Our sages tell us that the presence of shalom is so important for the existence of the world that a person who has mercy on Hashem’s creations fosters Hashem’s great mercy on himself and mankind.
The Medrash Rabbah states that Avraham Avinu asked Shem, the son of Noach, how the family merited to be saved from the waters of the Flood. Shem responded that he didn’t know, but surely Hashem had mercy on them because of the great care, concern, and love they had for all the animals and wildlife with them.
We learn by implication that if the people living in the generation of the Flood would have been compassionate with each other, Hashem would have been compassionate with them, middah kneged middah, and they would have also survived the Flood.
In today’s world, it often seems that people find it difficult to maintain peaceful relations with others. Not only do they argue about major issues; they can’t even settle small issues.
In the last year, we have watched as differences between political parties protracted the impeachment proceedings and heavily impacted every law that needed to be voted on. Unfortunately, the discord and divide in the government has trickled down to the everyday man.
We have to remain vigilant to ensure that the Jewish community is not adversely affected by the winds of disagreement and disunity and maintains shalom among itself. One’s customs, family traditions, or community affiliation cannot, and should not, be imposed on another’s expression of avodas Hashem. We may feel that another’s derech is not for us, but we must respect and honor all people, regardless of whether we choose their path or not.
We know that Bais Hillel and Bais Shammai had different opinions about the laws of spiritual purity and defilement, as well as marriage, yet they married into each other’s families and ate from each other’s food.
Once, a controversial issue arose in Kovno and the kehillah adopted a policy that one of the wealthy community members strongly opposed. Feeling aggrieved, the man became estranged from the community and especially its rav, R’ Yitzchak Elchanan Spector. As the years went by, the antagonism only increased, and the wealthy man did not participate in any communal activities.

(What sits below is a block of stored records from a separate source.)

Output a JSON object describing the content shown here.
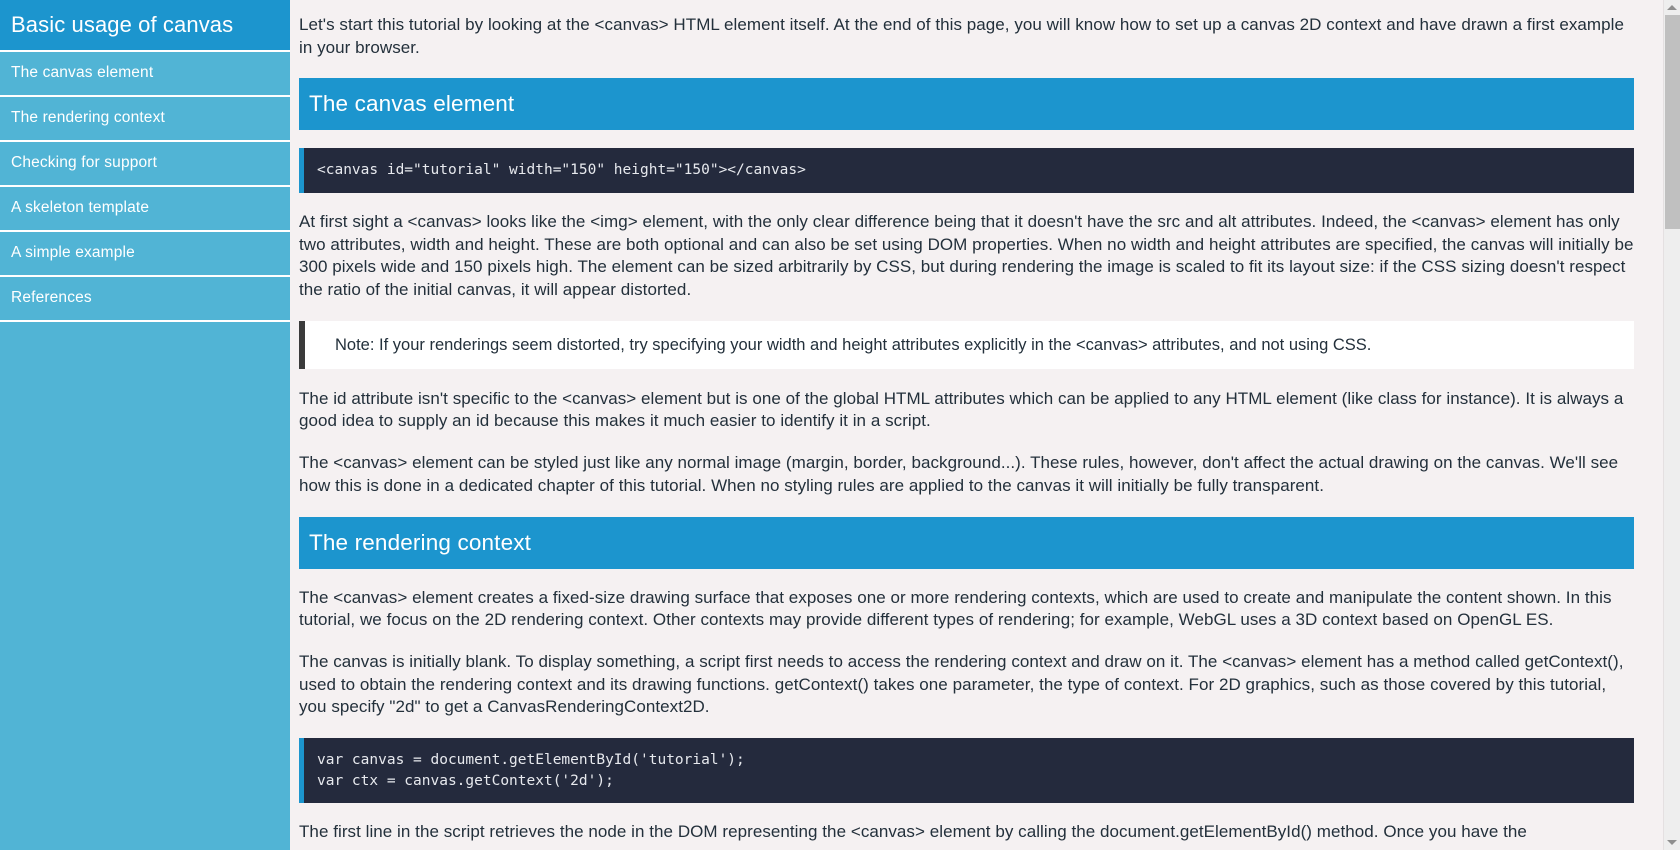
{
  "sidebar": {
    "title": "Basic usage of canvas",
    "items": [
      {
        "label": "The canvas element"
      },
      {
        "label": "The rendering context"
      },
      {
        "label": "Checking for support"
      },
      {
        "label": "A skeleton template"
      },
      {
        "label": "A simple example"
      },
      {
        "label": "References"
      }
    ]
  },
  "main": {
    "intro_paragraph": "Let's start this tutorial by looking at the <canvas> HTML element itself. At the end of this page, you will know how to set up a canvas 2D context and have drawn a first example in your browser.",
    "sections": [
      {
        "heading": "The canvas element",
        "code": "<canvas id=\"tutorial\" width=\"150\" height=\"150\"></canvas>",
        "paragraph_1": "At first sight a <canvas> looks like the <img> element, with the only clear difference being that it doesn't have the src and alt attributes. Indeed, the <canvas> element has only two attributes, width and height. These are both optional and can also be set using DOM properties. When no width and height attributes are specified, the canvas will initially be 300 pixels wide and 150 pixels high. The element can be sized arbitrarily by CSS, but during rendering the image is scaled to fit its layout size: if the CSS sizing doesn't respect the ratio of the initial canvas, it will appear distorted.",
        "note": "Note: If your renderings seem distorted, try specifying your width and height attributes explicitly in the <canvas> attributes, and not using CSS.",
        "paragraph_2": "The id attribute isn't specific to the <canvas> element but is one of the global HTML attributes which can be applied to any HTML element (like class for instance). It is always a good idea to supply an id because this makes it much easier to identify it in a script.",
        "paragraph_3": "The <canvas> element can be styled just like any normal image (margin, border, background...). These rules, however, don't affect the actual drawing on the canvas. We'll see how this is done in a dedicated chapter of this tutorial. When no styling rules are applied to the canvas it will initially be fully transparent."
      },
      {
        "heading": "The rendering context",
        "paragraph_1": "The <canvas> element creates a fixed-size drawing surface that exposes one or more rendering contexts, which are used to create and manipulate the content shown. In this tutorial, we focus on the 2D rendering context. Other contexts may provide different types of rendering; for example, WebGL uses a 3D context based on OpenGL ES.",
        "paragraph_2": "The canvas is initially blank. To display something, a script first needs to access the rendering context and draw on it. The <canvas> element has a method called getContext(), used to obtain the rendering context and its drawing functions. getContext() takes one parameter, the type of context. For 2D graphics, such as those covered by this tutorial, you specify \"2d\" to get a CanvasRenderingContext2D.",
        "code": "var canvas = document.getElementById('tutorial');\nvar ctx = canvas.getContext('2d');",
        "paragraph_3": "The first line in the script retrieves the node in the DOM representing the <canvas> element by calling the document.getElementById() method. Once you have the"
      }
    ]
  },
  "scrollbar": {
    "up_arrow": "triangle-up-icon",
    "down_arrow": "triangle-down-icon"
  },
  "colors": {
    "sidebar_bg": "#51b4d5",
    "accent_blue": "#1c95ce",
    "code_bg": "#242a3d",
    "page_bg": "#f5f1f2",
    "note_border": "#3b3b3b"
  }
}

Once, he was invited to a seudas mitzvah and decided to attend. At the appointed time, he came to the seudah and sat at a table. When the great tzaddik R’ Yitzchak Elchanan arrived, the rich man remained seated, but R’ Yitzchak Elchanan immediately went over to him and gave him shalom. The wealthy man was shocked by the humility of the rav, but he promptly responded in kind.
R’ Yitzchak Elchanan had made a gesture of appeasement which, ultimately, was very worthwhile. Not only did the wealthy man once again become involved in the affairs of Kovno, he began to shoulder some of the community’s responsibilities.
A while later, a delegation came to the rav with upsetting news that accusations had been brought against the Jewish community, and the ruler had decreed that the community should be expelled.
R’ Yitzchak Elchanan immediately requested different askanim to exert their influence on the ruler, but all their efforts failed. They had seemingly run out of solutions when someone recalled that there was a rapport between the wealthy man and the ruler.
R’ Yitzchak Elchanan wasted no time in appealing to him for help. The man agreed to the rav’s request, and the decree was annulled.
When the crisis had passed, R’ Yitzchak remarked to his assistant, R’ Yaakov Lipshitz, “When I humbled myself before this man, many people were upset. They said I should not have foregone my honor. But who was right: I who demeaned myself or those who said I should have been concerned about my honor?
“My honor was not hurt in any way. But if I would not have reached out in conciliation, what would have been the lot of all the families in our entire community?”